> _Task to complete_
Every record below should be printed again exactly, with its pictures removed.

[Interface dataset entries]
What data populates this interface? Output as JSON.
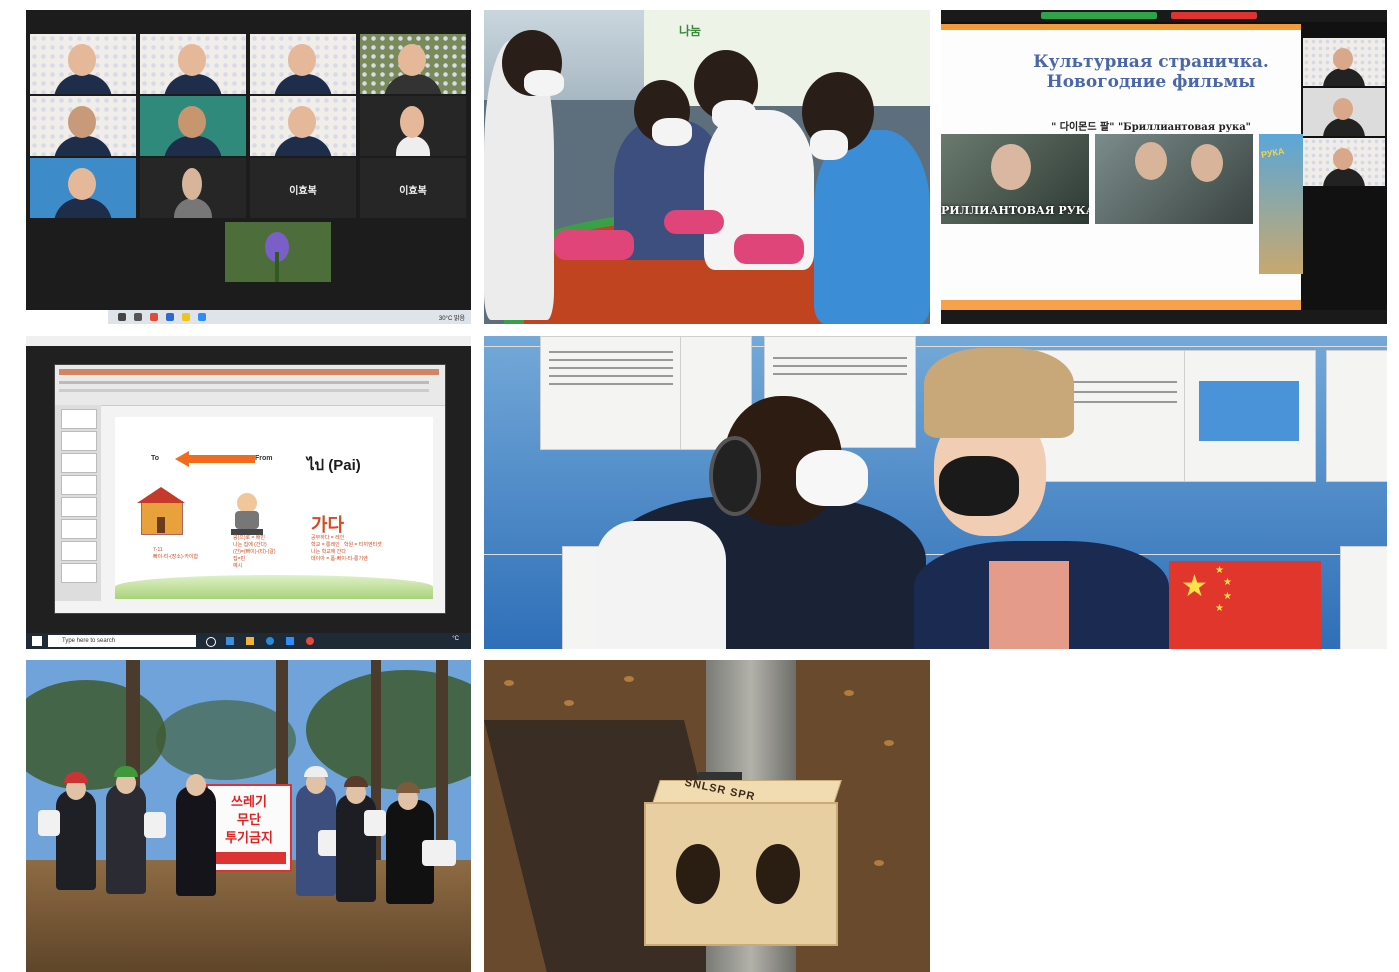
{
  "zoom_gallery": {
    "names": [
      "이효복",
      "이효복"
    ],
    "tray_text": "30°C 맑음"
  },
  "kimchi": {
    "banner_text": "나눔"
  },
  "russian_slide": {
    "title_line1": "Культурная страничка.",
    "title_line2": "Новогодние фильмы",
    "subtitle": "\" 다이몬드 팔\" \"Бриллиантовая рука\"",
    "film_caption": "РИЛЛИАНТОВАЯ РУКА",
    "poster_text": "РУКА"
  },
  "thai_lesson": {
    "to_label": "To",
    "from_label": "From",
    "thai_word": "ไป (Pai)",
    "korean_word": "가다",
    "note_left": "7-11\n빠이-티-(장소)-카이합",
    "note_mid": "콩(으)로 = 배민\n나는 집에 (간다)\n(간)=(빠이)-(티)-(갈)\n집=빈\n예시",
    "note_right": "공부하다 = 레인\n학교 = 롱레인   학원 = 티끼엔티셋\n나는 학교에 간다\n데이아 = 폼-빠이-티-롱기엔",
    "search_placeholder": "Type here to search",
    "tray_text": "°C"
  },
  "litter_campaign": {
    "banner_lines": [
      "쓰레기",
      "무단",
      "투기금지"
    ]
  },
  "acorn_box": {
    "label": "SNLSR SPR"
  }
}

> _Exercise solution_
What data populates this interface? Output as JSON.
{
  "zoom_gallery": {
    "names": [
      "이효복",
      "이효복"
    ],
    "tray_text": "30°C 맑음"
  },
  "kimchi": {
    "banner_text": "나눔"
  },
  "russian_slide": {
    "title_line1": "Культурная страничка.",
    "title_line2": "Новогодние фильмы",
    "subtitle": "\" 다이몬드 팔\" \"Бриллиантовая рука\"",
    "film_caption": "РИЛЛИАНТОВАЯ РУКА",
    "poster_text": "РУКА"
  },
  "thai_lesson": {
    "to_label": "To",
    "from_label": "From",
    "thai_word": "ไป (Pai)",
    "korean_word": "가다",
    "note_left": "7-11\n빠이-티-(장소)-카이합",
    "note_mid": "콩(으)로 = 배민\n나는 집에 (간다)\n(간)=(빠이)-(티)-(갈)\n집=빈\n예시",
    "note_right": "공부하다 = 레인\n학교 = 롱레인   학원 = 티끼엔티셋\n나는 학교에 간다\n데이아 = 폼-빠이-티-롱기엔",
    "search_placeholder": "Type here to search",
    "tray_text": "°C"
  },
  "litter_campaign": {
    "banner_lines": [
      "쓰레기",
      "무단",
      "투기금지"
    ]
  },
  "acorn_box": {
    "label": "SNLSR SPR"
  }
}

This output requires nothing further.